The United States was drawn into World War I and many of the Fredsville young men answered the call to service in the army. Feelings ran high in that critical period, evidenced by some unwise governmental policy. Governor Harding of the State of Iowa issued a proclamation stating that God can not hear prayer spoken in a foreign language; therefore, he decreed that the English language must be used in church and school. This interfered greatly in the work at Fredsville, and many thought is very unsound policy on the part of the Governor. Consequently, a committee from the church together with Rev. Holst sent a protest to the Governor. All foreign-language-speaking pastors in Grundy county were called to Grundy Center. None could prove them disloyal to their country even though they could use a foreign language, thus the unsound policy on the part of the Governor was defeated.
The language question at Fredsville has been settled quietly. At first services were held exclusively in the Danish language; then an English service was conducted one Sunday a month and later two Sundays a month with all holiday services in Danish. Today we still have one Sunday service in Danish and all holiday services in English.
The choir is organized with Mrs. Axel Andersen as president; Hilmar Schmidt, vice president, and Eva Nygaard, treasurer.
Up until January, 1946, Mrs. Harry Thuesen was organist. Since then she has been succeeded by Mrs. Harold N. Petersen.
In January of 1945 a new Ladies' Aid Society was organized, known as the Junior Ladies' Aid of the Fredsville Church. Young women of the congregation who are 40 years or under are eligible to join as members. The society has regular meetings on the last Thursday of each month. Officers are: Mrs. Ed. Sherwood, president; Mrs. Ed Andersen, vice pres.; Mrs. Erhart Andersen, secretary; Mrs. Ernest Bruhn, treas.

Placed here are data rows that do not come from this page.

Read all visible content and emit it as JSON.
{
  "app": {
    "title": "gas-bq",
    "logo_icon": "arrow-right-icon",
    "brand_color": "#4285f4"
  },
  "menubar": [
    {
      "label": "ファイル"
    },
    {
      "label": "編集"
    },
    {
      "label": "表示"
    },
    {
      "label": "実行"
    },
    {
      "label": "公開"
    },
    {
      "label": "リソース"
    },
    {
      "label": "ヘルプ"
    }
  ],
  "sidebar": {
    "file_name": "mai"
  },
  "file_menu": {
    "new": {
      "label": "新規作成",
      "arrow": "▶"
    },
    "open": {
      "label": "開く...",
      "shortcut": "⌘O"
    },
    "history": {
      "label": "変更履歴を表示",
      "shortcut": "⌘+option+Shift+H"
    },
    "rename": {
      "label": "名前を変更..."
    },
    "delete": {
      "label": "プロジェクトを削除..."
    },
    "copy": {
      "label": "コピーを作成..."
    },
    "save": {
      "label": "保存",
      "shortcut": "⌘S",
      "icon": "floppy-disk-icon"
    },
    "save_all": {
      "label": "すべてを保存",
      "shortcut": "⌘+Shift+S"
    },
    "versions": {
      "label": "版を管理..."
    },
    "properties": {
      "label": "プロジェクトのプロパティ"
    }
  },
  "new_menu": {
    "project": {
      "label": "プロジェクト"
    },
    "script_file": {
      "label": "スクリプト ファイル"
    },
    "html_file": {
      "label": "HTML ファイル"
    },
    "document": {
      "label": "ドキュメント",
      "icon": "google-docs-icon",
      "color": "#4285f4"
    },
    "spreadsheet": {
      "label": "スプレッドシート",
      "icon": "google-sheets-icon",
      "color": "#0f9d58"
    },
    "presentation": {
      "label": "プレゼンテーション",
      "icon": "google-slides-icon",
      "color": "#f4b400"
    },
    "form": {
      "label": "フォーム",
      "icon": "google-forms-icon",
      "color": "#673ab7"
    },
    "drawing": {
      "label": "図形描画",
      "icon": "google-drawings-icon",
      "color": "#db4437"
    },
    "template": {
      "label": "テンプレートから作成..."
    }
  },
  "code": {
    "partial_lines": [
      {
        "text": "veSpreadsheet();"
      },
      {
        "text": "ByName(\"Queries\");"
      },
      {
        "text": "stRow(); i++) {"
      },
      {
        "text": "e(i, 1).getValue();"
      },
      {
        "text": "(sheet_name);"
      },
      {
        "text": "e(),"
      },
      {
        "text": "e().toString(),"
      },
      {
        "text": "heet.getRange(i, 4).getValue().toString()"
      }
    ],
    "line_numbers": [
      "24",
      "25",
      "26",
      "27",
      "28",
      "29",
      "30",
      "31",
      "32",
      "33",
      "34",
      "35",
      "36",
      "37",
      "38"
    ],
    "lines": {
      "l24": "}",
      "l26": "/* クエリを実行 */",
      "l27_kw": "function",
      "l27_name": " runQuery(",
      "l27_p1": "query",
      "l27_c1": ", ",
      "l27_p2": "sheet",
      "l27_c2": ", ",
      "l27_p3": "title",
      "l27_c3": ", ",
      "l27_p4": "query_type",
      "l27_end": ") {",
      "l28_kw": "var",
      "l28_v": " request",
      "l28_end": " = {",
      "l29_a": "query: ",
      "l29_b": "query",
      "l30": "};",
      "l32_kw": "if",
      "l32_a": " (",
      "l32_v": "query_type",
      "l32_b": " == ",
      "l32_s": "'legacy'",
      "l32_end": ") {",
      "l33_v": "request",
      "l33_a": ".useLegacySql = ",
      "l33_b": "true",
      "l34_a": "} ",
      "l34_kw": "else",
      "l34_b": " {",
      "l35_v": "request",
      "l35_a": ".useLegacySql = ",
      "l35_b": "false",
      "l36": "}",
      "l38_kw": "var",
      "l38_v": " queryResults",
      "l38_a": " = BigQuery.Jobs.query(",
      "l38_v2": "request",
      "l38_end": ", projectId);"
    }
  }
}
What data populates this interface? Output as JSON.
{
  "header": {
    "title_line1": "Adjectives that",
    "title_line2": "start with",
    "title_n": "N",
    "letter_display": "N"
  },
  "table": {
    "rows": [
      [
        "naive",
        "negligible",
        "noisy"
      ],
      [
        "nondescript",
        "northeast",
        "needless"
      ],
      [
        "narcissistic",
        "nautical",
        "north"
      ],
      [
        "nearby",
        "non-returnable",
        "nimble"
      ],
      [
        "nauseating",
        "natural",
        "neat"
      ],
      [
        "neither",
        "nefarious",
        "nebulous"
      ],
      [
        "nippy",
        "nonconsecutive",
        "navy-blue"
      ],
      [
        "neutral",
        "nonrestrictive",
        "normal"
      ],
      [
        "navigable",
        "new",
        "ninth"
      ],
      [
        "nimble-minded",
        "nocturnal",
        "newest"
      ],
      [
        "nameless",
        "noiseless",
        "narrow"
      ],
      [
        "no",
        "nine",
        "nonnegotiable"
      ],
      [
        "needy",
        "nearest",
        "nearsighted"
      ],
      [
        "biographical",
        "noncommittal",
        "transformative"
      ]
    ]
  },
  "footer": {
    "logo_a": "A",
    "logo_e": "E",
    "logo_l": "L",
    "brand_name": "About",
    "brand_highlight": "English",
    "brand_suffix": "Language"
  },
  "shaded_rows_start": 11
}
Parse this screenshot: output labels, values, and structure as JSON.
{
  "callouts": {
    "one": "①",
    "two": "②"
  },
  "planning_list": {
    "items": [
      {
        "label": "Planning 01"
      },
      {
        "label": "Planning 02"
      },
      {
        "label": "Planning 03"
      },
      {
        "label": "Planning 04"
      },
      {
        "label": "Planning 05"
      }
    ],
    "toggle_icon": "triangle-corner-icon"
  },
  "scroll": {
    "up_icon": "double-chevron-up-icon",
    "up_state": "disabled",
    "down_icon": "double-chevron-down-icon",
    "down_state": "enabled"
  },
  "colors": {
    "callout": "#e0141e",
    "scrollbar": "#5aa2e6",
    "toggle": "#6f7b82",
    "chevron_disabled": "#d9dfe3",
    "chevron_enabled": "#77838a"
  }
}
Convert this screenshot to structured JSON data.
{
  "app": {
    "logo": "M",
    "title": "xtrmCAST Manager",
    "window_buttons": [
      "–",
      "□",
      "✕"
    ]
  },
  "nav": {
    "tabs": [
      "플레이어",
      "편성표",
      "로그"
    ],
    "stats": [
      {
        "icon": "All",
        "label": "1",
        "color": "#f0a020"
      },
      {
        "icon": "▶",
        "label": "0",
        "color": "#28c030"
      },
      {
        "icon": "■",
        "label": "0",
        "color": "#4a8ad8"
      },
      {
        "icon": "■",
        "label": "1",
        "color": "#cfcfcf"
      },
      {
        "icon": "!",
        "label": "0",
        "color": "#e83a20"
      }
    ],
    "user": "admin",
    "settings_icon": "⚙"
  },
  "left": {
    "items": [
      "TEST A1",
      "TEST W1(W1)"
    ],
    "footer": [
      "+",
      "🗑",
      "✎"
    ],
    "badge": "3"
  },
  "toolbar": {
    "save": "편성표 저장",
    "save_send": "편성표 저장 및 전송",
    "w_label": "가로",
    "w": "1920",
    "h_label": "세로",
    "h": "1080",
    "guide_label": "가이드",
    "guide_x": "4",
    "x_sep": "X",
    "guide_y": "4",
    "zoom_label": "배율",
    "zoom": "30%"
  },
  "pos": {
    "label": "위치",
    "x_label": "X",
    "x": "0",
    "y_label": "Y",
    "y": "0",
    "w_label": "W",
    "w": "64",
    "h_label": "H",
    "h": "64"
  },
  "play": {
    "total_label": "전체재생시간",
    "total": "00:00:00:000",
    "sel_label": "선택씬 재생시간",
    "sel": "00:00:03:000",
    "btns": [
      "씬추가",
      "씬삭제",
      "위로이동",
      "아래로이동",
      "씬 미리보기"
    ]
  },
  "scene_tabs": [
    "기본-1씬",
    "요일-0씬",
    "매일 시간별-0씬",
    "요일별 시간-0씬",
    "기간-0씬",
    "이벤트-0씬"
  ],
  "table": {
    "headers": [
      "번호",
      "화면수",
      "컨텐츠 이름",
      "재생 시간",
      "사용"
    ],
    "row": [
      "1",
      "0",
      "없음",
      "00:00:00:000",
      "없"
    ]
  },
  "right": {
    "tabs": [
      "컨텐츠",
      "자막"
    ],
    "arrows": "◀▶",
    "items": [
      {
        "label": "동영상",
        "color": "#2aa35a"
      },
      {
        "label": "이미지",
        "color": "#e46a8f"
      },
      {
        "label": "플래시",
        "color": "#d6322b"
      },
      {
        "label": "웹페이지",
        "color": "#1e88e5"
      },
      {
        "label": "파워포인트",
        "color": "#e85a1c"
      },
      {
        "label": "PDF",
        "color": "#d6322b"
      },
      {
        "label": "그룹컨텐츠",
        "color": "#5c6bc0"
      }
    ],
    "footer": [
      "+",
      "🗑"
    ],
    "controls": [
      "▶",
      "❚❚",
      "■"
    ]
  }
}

Officers of the Senior Ladies' Aid are: Mrs. Sigfred Stage, pres.; Mrs. T. J. Thuesen, vice pres.; Mrs. Ernest Jepsen, secy.; Mrs. Clarence Johnson, asst. secy., and Mrs. George Krog, treasurer.
In Two Wars
In the 75 years since the congregation was organized, the United States has been involved in two great wars. Several of our young people entered the service of their country each time.
During World War I, 1917-18, 42 young men joined the armed forces. Two of these young men are listed among the casualties in the service of our country.
During World War II, 1941-46, 54 young men and six young woemn entered the military service. Of these, two young men are numbered among the casualties of war.
Former pastors now living are: S. D. Rodholm, 1901-05 and 1907-10; J. A. Holst, 1916-21; P. C. Stockholm, 1922-33; Holger O. Nielsen, 1933-37; Svend Kjaer, 1937-43. All of them have been invited together with Rev. Alfred Jensen, synodical president, and Harald Ibsen, district president, to help celebrate the 75th anniversary.
The members of the present church council are Harry Thuesen, president; Axel Andersen, v. pres.; Louis Oleson, Secy; George Krog, treasurer; and Mrs. Henry Struntze and Edward Andersen, trustees.
14 Ministers At Fredsville
Fourteen ministers have served the congregation at Fredsville since its organization 75 years ago. They were:
|A. S. Nielsen||1871-1879|
|J. Jensen (Mylund)||1879-1889|
|C. H. Fechtenburg||1895-1896|
|S. D. Rodholm||1900-1905|
|S. D. Rodholm||1907-1910|
|Jens A. Holst||1916-1921|
|P. C. Stockholm||1922-1933|
|H. O. Nielsen||1933-1937|
|M. E. Nygaard||1943-|
--The Grundy Register (Grundy Center, Iowa), 9 May 1946, pg 1
Additional information can be found on the church's website: Fredsville Lutheran Church